**Your assignment:**
The answer is the set of lines that include "button", copied from the data below.

********************

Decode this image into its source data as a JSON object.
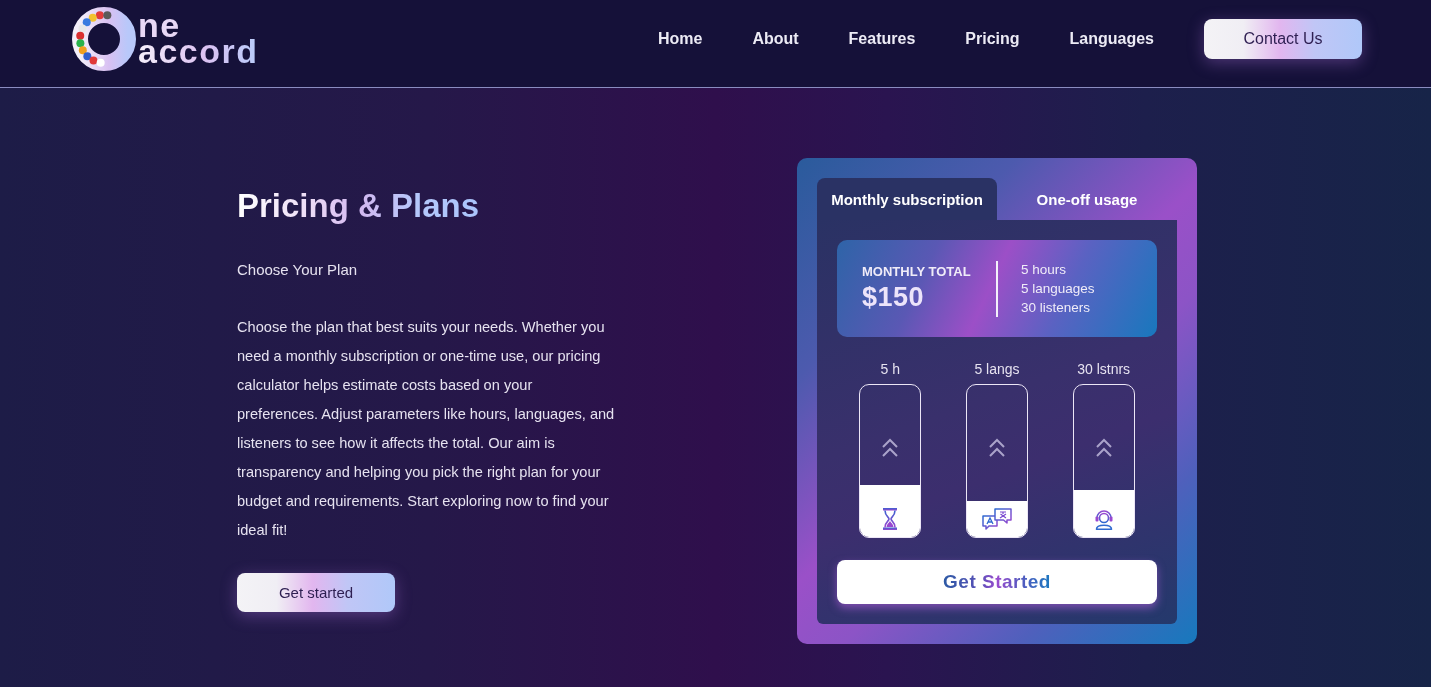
{
  "header": {
    "logo": {
      "line_1": "ne",
      "line_2": "accord"
    },
    "nav": [
      {
        "label": "Home"
      },
      {
        "label": "About"
      },
      {
        "label": "Features"
      },
      {
        "label": "Pricing"
      },
      {
        "label": "Languages"
      }
    ],
    "cta": "Contact Us"
  },
  "intro": {
    "title": "Pricing & Plans",
    "subtitle": "Choose Your Plan",
    "description": "Choose the plan that best suits your needs. Whether you need a monthly subscription or one-time use, our pricing calculator helps estimate costs based on your preferences. Adjust parameters like hours, languages, and listeners to see how it affects the total. Our aim is transparency and helping you pick the right plan for your budget and requirements. Start exploring now to find your ideal fit!",
    "button": "Get started"
  },
  "calculator": {
    "tabs": [
      {
        "label": "Monthly subscription",
        "selected": true
      },
      {
        "label": "One-off usage",
        "selected": false
      }
    ],
    "summary": {
      "label": "MONTHLY TOTAL",
      "amount": "$150",
      "details": [
        "5 hours",
        "5 languages",
        "30 listeners"
      ]
    },
    "sliders": [
      {
        "kind": "hours",
        "label": "5 h",
        "level": 0.34
      },
      {
        "kind": "languages",
        "label": "5 langs",
        "level": 0.24
      },
      {
        "kind": "listeners",
        "label": "30 lstnrs",
        "level": 0.31
      }
    ],
    "button": "Get Started"
  }
}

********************

**Task answer:**
    "button": "Get started"
    "button": "Get Started"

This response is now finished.